And what did the woman in the next bed choose? I imagine she doesn’t live here. I know she isn’t widowed. Beyond the endless symptom of her aiya, I don’t know what is wrong. I did try to listen to her doctors earlier: we check our privacy at the cathedral door, like a gun or a coat. But I understood nothing. I am back to supposition: trauma, accident, gunshot, stabbing, surgery. Something serious.
Aiya. Choice. Puff. Accident.
And what am I doing here?
Unless I too have a role to play…
Yes! Now, Sasra, look at your neighbor; hurt lady, look at my grandmother. We must extract these goblins. Yes, we. We have to break out. Together. This is a trap. We must escape. Let’s do it. Let’s go! Out the saloon doors, two beds, two women, wheeling down the elevator and round the corner as your husband and my family pull up in two stolen ambulances and flee this sanctuary-less cathedral, getting away before death arrives. When Svetlana returns in an hour, the double doors will swing, she’ll stop, she’ll stare, and yell in Russian – Where are the patients?

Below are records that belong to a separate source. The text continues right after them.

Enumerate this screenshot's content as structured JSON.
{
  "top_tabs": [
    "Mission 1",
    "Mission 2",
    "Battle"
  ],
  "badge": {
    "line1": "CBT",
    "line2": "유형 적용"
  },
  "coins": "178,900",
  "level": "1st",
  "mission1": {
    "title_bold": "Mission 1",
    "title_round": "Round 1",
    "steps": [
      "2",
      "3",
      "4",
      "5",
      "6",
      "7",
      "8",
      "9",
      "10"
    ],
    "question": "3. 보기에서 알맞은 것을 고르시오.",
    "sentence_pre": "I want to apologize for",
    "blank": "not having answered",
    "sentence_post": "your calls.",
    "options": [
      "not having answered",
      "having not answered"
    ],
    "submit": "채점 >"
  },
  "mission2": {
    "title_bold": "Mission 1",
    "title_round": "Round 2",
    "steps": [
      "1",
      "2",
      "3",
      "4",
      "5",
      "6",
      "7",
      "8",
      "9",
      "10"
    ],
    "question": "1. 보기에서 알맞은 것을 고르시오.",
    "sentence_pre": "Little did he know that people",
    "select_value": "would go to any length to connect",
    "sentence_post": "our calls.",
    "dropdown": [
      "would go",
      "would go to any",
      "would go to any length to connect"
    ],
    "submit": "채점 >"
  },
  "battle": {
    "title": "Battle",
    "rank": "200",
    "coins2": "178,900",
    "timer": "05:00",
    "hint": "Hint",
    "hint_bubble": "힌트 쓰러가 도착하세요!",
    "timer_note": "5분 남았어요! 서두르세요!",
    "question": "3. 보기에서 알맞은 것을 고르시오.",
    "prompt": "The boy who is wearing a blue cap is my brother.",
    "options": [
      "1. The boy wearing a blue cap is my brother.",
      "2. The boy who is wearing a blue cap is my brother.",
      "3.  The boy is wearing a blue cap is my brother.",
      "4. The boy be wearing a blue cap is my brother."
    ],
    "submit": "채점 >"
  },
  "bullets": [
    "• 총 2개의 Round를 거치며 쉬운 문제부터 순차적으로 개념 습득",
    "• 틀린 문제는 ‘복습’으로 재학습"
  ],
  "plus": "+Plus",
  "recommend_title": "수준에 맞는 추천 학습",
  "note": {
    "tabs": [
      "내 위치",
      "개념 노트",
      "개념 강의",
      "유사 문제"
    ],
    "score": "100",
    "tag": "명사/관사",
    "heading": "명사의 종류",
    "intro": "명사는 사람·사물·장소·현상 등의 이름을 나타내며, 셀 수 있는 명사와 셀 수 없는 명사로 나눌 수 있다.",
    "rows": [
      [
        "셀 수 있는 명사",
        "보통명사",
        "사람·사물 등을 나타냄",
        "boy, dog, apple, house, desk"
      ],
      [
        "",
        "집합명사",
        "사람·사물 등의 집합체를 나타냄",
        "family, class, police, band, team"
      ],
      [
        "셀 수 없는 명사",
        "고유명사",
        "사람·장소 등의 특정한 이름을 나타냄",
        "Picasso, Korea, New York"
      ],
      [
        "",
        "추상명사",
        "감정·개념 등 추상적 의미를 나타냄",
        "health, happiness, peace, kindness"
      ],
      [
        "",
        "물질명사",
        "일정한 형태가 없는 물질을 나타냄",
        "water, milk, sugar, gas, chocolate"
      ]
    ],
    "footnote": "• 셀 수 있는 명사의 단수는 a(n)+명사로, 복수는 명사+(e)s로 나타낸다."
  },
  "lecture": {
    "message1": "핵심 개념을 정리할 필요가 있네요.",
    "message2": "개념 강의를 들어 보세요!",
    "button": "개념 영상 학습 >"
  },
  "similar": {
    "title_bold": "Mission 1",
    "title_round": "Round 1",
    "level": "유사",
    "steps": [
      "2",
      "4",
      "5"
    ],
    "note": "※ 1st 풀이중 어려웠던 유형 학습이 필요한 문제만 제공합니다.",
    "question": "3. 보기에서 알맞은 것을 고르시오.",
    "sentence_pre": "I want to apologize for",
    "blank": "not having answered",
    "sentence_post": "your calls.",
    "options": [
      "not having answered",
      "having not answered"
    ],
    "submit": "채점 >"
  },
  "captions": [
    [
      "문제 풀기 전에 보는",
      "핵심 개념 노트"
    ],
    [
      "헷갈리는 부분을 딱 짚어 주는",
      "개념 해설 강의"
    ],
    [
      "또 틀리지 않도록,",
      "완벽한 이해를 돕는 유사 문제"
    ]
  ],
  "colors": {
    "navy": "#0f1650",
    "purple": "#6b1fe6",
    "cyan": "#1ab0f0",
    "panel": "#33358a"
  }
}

But aiya.
The moans are further apart now, fainter, bubbles of distress, as if directed inwards. It’s up to her body. Nothing else will do. Nothing, or no one. No one, elided, becomes ‘none’. Aiya means ‘none’ in Arabic.
But the woman beside Sasra is not saying ‘none’. She is making a Middle Eastern moan. I have made it too. We all have. In one of my first memories I fall through a rusty playground barrel, cutting my leg; Sasra is walking me home, stroking my hair, hushing me. Present tense.
Aiya is not this hurt woman’s word. It is no one’s. There is no monopoly. Anyone could say it. But only if they are in pain, only if they have no respirator. So of us three, only she can do it.
For herself – who will recover – for my grandmother – who will die – and for me, who will bury this memory for three years.
Aiya. A murmur. Almost, ama.
Two women in two beds, asleep.
I look down. No more science. No more prayer.


Born in Boston, he has spent most of his life in London and Tel Aviv. His professional life has focused on business but he once got paid by the Jerusalem Post to write about the best DJ in Israel. He has recently published stories in Sleet and translit magazines. He is currently working on a novel.